The Hanseatic League was officially founded in 1358 and has a rich history. It didn’t only left behind traces of economic trade but also mutual political interests. It was one of the first ways to unify European countries. Boundaries were not important. This is what I wanted to explore through Hanzeware. It is a new insight into one of the oldest institutions of Europe.
It was a search for a simple formal language, which is clearly a family. The shape facilitates the passing of the crockery. Crockery as a symbol for the passing of goods. It creates an intimate form of space between two bodies during the passing.

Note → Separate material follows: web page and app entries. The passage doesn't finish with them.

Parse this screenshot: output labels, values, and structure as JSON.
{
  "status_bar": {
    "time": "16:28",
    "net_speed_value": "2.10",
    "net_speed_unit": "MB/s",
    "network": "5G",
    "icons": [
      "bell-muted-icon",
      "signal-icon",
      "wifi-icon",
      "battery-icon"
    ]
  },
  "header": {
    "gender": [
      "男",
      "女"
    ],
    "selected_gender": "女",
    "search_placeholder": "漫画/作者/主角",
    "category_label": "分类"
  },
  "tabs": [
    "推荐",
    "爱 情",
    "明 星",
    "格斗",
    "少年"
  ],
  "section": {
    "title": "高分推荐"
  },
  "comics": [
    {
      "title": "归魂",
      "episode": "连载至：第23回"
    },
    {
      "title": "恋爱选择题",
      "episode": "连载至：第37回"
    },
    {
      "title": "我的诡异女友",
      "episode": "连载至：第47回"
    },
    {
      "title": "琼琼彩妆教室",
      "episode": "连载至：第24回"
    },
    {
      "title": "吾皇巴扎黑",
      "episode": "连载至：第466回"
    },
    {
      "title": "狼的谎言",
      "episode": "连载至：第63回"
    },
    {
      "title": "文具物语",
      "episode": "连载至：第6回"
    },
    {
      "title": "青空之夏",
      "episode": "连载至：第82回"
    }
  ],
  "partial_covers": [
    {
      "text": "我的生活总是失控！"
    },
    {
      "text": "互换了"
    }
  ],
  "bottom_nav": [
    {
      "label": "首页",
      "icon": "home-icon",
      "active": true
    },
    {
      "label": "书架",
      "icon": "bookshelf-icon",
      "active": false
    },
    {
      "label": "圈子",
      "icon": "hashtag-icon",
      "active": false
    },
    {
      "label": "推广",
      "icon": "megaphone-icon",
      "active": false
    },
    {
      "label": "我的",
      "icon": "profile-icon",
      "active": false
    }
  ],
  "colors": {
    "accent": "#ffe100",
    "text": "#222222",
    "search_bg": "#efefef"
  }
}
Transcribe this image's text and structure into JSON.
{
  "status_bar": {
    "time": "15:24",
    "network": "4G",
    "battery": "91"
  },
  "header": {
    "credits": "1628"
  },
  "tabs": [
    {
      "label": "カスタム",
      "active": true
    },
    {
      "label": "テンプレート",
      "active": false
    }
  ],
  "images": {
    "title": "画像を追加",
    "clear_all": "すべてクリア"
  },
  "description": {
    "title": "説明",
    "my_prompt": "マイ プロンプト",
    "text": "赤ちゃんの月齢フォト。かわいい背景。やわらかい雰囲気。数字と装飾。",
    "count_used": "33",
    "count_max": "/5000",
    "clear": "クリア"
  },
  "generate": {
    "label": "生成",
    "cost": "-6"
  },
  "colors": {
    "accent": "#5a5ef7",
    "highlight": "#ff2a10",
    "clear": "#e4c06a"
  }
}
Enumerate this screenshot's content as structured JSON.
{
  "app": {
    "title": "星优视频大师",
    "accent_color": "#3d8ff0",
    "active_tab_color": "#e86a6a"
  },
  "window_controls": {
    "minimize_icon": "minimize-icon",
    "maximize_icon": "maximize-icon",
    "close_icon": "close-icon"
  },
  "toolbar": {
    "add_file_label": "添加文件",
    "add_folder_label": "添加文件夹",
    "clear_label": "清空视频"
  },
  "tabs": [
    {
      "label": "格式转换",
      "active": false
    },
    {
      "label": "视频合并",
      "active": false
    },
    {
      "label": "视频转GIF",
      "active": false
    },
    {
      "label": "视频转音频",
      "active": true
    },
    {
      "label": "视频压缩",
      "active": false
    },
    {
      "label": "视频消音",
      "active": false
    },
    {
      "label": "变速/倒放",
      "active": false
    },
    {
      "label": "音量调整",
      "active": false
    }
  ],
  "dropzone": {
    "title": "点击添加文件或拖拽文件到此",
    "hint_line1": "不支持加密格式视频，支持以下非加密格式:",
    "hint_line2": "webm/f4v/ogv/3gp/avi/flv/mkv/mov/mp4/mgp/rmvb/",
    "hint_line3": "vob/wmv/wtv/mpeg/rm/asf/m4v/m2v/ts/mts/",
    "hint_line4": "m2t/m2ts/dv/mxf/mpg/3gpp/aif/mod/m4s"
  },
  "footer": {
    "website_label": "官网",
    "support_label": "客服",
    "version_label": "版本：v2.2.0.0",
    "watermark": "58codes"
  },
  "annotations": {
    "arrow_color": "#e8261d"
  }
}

The link with the cities is strengthened by the using of locally mined sand from eight of the most important cities in the Hanseatic period. It is used as a glaze. The material provides a sense of belonging, because there is a part of the city itself in each piece of crockery that will be made. The skin varies per item, but below it is the same porcelain. Just as people differ from the outside, but on the inside we are all the same. Hanzeware is a discussion about whether to open or not to open up our borders to outside influences.
This is what needs to be discussed and celebrated. Being united and connected despite our differences.‹ Featured